The recent sale of George Rickey's sculpture, "L's -- One Up One Down Excentric" outside the National Steel Center on Stanwix Street downtown caused a great deal of concern about the fate of remaining pieces of privately-owned artwork on public display throughout Pittsburgh. Rightfully so as time and time again across the country, art in public places are sold and moved to private locations far away from the originally intended site. The concern about the future of public art in Pittsburgh is so great that according to Next City Mayor Peduto is investigating how to safeguard public art by creating an inventory and reaching out to the owners for more permanent assurances that everything will remain in place.
This is a fantastic step towards protecting the cultural expression so integrated into our urban fabric and closely parallels how our City's preservation ordinance works.
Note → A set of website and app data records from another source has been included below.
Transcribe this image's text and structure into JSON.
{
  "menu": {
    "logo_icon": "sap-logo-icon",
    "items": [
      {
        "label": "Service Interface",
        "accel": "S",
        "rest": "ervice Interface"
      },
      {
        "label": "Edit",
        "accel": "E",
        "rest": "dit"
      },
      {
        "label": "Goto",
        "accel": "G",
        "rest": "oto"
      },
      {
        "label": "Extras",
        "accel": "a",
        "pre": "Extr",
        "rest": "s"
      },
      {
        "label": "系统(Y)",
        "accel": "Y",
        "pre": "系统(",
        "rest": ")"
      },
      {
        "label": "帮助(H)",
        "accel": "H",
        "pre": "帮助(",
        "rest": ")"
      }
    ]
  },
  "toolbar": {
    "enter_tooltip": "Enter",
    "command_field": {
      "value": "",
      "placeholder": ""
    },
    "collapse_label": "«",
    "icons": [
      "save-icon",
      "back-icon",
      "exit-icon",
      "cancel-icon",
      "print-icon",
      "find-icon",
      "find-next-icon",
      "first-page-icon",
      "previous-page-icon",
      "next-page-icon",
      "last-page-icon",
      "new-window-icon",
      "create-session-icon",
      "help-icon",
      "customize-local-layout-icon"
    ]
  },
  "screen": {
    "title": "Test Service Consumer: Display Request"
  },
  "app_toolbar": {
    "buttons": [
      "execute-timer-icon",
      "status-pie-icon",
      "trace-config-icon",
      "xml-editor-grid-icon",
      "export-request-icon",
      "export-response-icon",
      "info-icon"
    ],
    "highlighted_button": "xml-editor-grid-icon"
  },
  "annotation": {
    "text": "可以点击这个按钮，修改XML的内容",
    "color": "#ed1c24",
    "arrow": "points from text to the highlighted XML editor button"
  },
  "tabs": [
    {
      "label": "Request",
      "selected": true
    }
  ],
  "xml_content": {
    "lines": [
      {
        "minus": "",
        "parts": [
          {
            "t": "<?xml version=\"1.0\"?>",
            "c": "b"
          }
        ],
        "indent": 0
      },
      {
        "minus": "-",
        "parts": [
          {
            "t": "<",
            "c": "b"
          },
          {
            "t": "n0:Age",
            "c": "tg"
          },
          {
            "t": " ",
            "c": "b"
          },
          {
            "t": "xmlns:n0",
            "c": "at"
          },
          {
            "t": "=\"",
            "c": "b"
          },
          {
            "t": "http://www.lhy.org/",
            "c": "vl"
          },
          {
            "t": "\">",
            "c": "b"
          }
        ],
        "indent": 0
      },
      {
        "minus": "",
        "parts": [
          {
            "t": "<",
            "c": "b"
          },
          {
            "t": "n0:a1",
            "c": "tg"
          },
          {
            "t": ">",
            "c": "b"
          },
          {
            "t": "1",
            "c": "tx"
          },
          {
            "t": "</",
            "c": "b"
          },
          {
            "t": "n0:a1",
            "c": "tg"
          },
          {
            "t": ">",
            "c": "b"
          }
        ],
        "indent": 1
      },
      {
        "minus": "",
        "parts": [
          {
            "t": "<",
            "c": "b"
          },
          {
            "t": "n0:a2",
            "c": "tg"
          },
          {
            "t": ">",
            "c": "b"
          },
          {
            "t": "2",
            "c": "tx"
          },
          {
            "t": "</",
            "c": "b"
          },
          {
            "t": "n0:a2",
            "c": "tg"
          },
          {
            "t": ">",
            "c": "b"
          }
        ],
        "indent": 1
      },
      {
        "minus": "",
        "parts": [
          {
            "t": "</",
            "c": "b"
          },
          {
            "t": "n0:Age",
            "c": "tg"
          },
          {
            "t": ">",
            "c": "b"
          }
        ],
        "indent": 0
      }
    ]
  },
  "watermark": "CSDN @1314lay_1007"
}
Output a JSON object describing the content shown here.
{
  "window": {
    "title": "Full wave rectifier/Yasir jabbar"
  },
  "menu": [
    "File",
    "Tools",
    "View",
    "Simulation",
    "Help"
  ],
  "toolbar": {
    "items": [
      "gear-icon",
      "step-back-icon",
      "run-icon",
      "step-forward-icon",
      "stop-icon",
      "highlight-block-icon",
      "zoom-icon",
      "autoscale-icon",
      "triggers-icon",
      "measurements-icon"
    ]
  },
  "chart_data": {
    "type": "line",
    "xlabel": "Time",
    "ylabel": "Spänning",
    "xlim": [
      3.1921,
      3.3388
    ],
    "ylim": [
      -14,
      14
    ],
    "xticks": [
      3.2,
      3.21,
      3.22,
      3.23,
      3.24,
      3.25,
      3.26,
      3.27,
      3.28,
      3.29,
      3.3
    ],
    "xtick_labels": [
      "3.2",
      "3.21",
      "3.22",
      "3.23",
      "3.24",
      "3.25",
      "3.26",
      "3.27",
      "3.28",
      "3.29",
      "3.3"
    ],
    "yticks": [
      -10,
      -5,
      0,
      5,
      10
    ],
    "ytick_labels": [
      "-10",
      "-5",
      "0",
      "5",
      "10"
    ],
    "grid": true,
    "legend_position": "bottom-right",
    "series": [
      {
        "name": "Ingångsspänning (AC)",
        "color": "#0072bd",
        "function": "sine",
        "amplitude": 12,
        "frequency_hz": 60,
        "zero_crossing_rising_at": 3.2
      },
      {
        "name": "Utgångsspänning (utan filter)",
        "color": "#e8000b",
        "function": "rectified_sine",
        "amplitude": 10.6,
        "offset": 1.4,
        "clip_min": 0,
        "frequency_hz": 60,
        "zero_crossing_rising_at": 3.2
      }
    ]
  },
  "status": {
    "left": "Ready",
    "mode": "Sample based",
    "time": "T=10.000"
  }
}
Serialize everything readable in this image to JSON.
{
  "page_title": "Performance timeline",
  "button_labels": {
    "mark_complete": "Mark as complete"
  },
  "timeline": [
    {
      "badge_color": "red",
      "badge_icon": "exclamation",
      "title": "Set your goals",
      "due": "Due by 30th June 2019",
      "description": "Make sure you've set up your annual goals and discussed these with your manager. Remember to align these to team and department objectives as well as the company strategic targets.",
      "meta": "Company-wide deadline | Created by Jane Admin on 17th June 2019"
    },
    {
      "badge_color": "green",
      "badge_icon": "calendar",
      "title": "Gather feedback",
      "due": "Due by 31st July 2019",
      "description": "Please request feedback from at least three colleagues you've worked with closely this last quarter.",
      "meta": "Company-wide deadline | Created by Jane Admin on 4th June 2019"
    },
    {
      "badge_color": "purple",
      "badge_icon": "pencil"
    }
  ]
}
When a building (or more aptly in this case, an object) is designated it enjoys a degree of protection in that proposed changes would need to be first considered by the Historic Review Commission through a public forum. This includes reviewing potential moves.
And this process can - and has - been applied to pieces of publicly-accessible art. Moretti's Horse Tammer Sculptures and Welcome Sculptures both enjoy protection as designated historic objects. Earlier this year a nomination was also submitted for the stained glass windows in former St. George Church as they are in danger of being removed from the former church and shipped outside of Pittsburgh. Other pieces of art like the USS Maine Memorial, Civil War Memorial, and Hamilton Battery Memorial also enjoy protection through Allegheny Commons' designation as a City Historic Site.
With a system already in place to safeguard public-facing art, it makes sense to expand upon it and protect pieces of art that are privately owned but publicly visible and have historical significance. The example that comes immediately to mind is the (former) Kaufmann's clock (featured above). Originally designed to rest atop a pole, it was later incorporated into the facade of Kaufmanns' in 1913 and remains one of the most recognized pieces of private art on public display in the City. The Clock has always been privately owned (from Kaufmann to Macy's to, now, Core Development) but was always intended for public display and to shape the street corner below. It is an iconic piece of history that helps define what makes Pittsburgh, "Pittsburgh". Similarly, Max Kohler's Lions (1871) that adorn the Dollar Savings Bank at Fourth & Smithfield have played such an important role in identifying that space they were recently replaced with near-identical replicas. Both have remained part of our city scape through the good hospices of the owners but a historic designation would ensure they will remain so for generations to come.
Later this summer Preservation Pittsburgh hopes to add to the list of historically-designated pieces of art in the City by nominating the Catahecassa Monument in Schenley Park as part of our initiative to recognize the systems of springs around Pittsburgh. We hope that Mayor Peduto will give serious consideration to help expand the number of historically-designated art objects in the City through his safeguarding efforts over the next few months.